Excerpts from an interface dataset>
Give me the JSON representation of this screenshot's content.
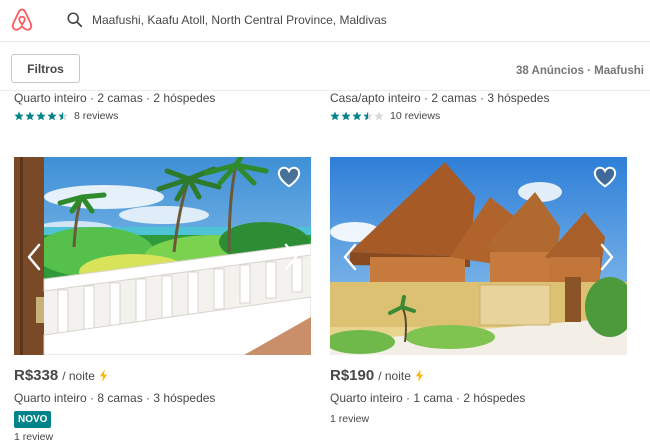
{
  "header": {
    "logo_icon": "airbnb-logo",
    "search_icon": "search-icon",
    "search_text": "Maafushi, Kaafu Atoll, North Central Province, Maldivas"
  },
  "toolbar": {
    "filters_label": "Filtros",
    "listing_count": "38 Anúncios · Maafushi"
  },
  "previous_cards": [
    {
      "details": "Quarto inteiro · 2 camas · 2 hóspedes",
      "rating": 4.5,
      "reviews": "8 reviews"
    },
    {
      "details": "Casa/apto inteiro · 2 camas · 3 hóspedes",
      "rating": 3.5,
      "reviews": "10 reviews"
    }
  ],
  "cards": [
    {
      "price": "R$338",
      "per": "/ noite",
      "details": "Quarto inteiro · 8 camas · 3 hóspedes",
      "badge": "NOVO",
      "reviews": "1 review",
      "instant_icon": "lightning-icon"
    },
    {
      "price": "R$190",
      "per": "/ noite",
      "details": "Quarto inteiro · 1 cama · 2 hóspedes",
      "reviews": "1 review",
      "instant_icon": "lightning-icon"
    }
  ],
  "colors": {
    "brand": "#FF5A5F",
    "teal": "#008489",
    "star": "#008489",
    "bolt": "#FFB400"
  }
}
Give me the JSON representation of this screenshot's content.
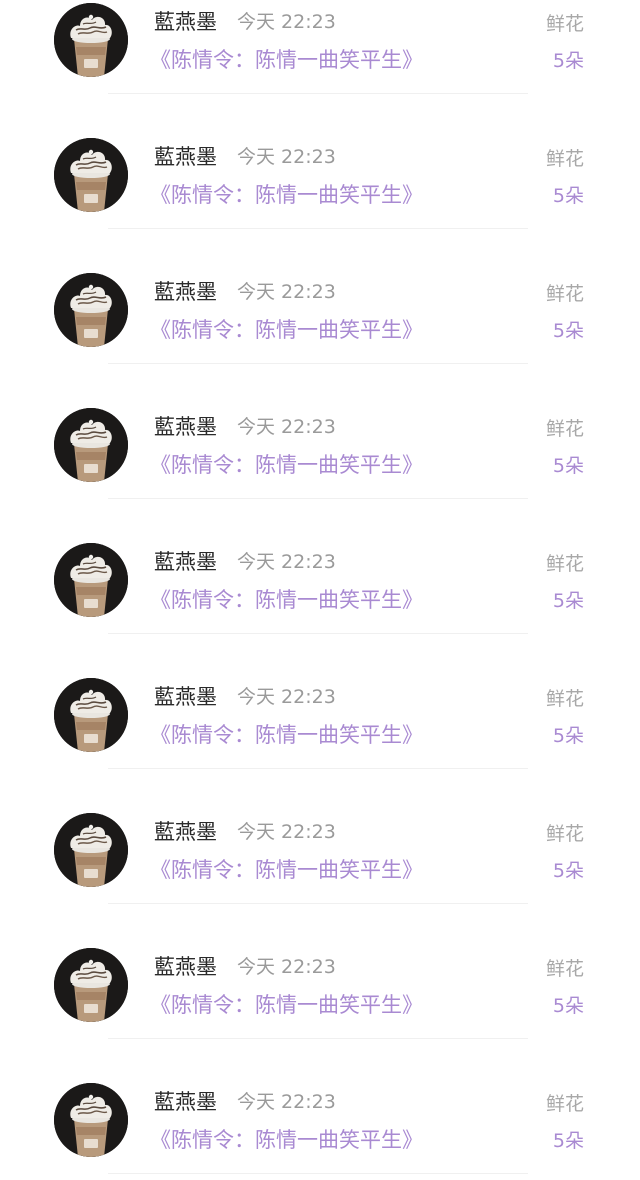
{
  "records": [
    {
      "user": "藍燕墨",
      "time": "今天 22:23",
      "work": "《陈情令：陈情一曲笑平生》",
      "gift": "鲜花",
      "count": "5朵"
    },
    {
      "user": "藍燕墨",
      "time": "今天 22:23",
      "work": "《陈情令：陈情一曲笑平生》",
      "gift": "鲜花",
      "count": "5朵"
    },
    {
      "user": "藍燕墨",
      "time": "今天 22:23",
      "work": "《陈情令：陈情一曲笑平生》",
      "gift": "鲜花",
      "count": "5朵"
    },
    {
      "user": "藍燕墨",
      "time": "今天 22:23",
      "work": "《陈情令：陈情一曲笑平生》",
      "gift": "鲜花",
      "count": "5朵"
    },
    {
      "user": "藍燕墨",
      "time": "今天 22:23",
      "work": "《陈情令：陈情一曲笑平生》",
      "gift": "鲜花",
      "count": "5朵"
    },
    {
      "user": "藍燕墨",
      "time": "今天 22:23",
      "work": "《陈情令：陈情一曲笑平生》",
      "gift": "鲜花",
      "count": "5朵"
    },
    {
      "user": "藍燕墨",
      "time": "今天 22:23",
      "work": "《陈情令：陈情一曲笑平生》",
      "gift": "鲜花",
      "count": "5朵"
    },
    {
      "user": "藍燕墨",
      "time": "今天 22:23",
      "work": "《陈情令：陈情一曲笑平生》",
      "gift": "鲜花",
      "count": "5朵"
    },
    {
      "user": "藍燕墨",
      "time": "今天 22:23",
      "work": "《陈情令：陈情一曲笑平生》",
      "gift": "鲜花",
      "count": "5朵"
    }
  ],
  "avatar_icon": "frappuccino-cup-icon"
}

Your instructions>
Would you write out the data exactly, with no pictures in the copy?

Task response>
Give me the JSON representation of this screenshot's content.
{
  "header": {
    "logo_icon": "airbnb-logo",
    "search_icon": "search-icon",
    "search_text": "Maafushi, Kaafu Atoll, North Central Province, Maldivas"
  },
  "toolbar": {
    "filters_label": "Filtros",
    "listing_count": "38 Anúncios · Maafushi"
  },
  "previous_cards": [
    {
      "details": "Quarto inteiro · 2 camas · 2 hóspedes",
      "rating": 4.5,
      "reviews": "8 reviews"
    },
    {
      "details": "Casa/apto inteiro · 2 camas · 3 hóspedes",
      "rating": 3.5,
      "reviews": "10 reviews"
    }
  ],
  "cards": [
    {
      "price": "R$338",
      "per": "/ noite",
      "details": "Quarto inteiro · 8 camas · 3 hóspedes",
      "badge": "NOVO",
      "reviews": "1 review",
      "instant_icon": "lightning-icon"
    },
    {
      "price": "R$190",
      "per": "/ noite",
      "details": "Quarto inteiro · 1 cama · 2 hóspedes",
      "reviews": "1 review",
      "instant_icon": "lightning-icon"
    }
  ],
  "colors": {
    "brand": "#FF5A5F",
    "teal": "#008489",
    "star": "#008489",
    "bolt": "#FFB400"
  }
}
Give me the JSON representation of this screenshot's content.
{
  "records": [
    {
      "user": "藍燕墨",
      "time": "今天 22:23",
      "work": "《陈情令：陈情一曲笑平生》",
      "gift": "鲜花",
      "count": "5朵"
    },
    {
      "user": "藍燕墨",
      "time": "今天 22:23",
      "work": "《陈情令：陈情一曲笑平生》",
      "gift": "鲜花",
      "count": "5朵"
    },
    {
      "user": "藍燕墨",
      "time": "今天 22:23",
      "work": "《陈情令：陈情一曲笑平生》",
      "gift": "鲜花",
      "count": "5朵"
    },
    {
      "user": "藍燕墨",
      "time": "今天 22:23",
      "work": "《陈情令：陈情一曲笑平生》",
      "gift": "鲜花",
      "count": "5朵"
    },
    {
      "user": "藍燕墨",
      "time": "今天 22:23",
      "work": "《陈情令：陈情一曲笑平生》",
      "gift": "鲜花",
      "count": "5朵"
    },
    {
      "user": "藍燕墨",
      "time": "今天 22:23",
      "work": "《陈情令：陈情一曲笑平生》",
      "gift": "鲜花",
      "count": "5朵"
    },
    {
      "user": "藍燕墨",
      "time": "今天 22:23",
      "work": "《陈情令：陈情一曲笑平生》",
      "gift": "鲜花",
      "count": "5朵"
    },
    {
      "user": "藍燕墨",
      "time": "今天 22:23",
      "work": "《陈情令：陈情一曲笑平生》",
      "gift": "鲜花",
      "count": "5朵"
    },
    {
      "user": "藍燕墨",
      "time": "今天 22:23",
      "work": "《陈情令：陈情一曲笑平生》",
      "gift": "鲜花",
      "count": "5朵"
    }
  ],
  "avatar_icon": "frappuccino-cup-icon"
}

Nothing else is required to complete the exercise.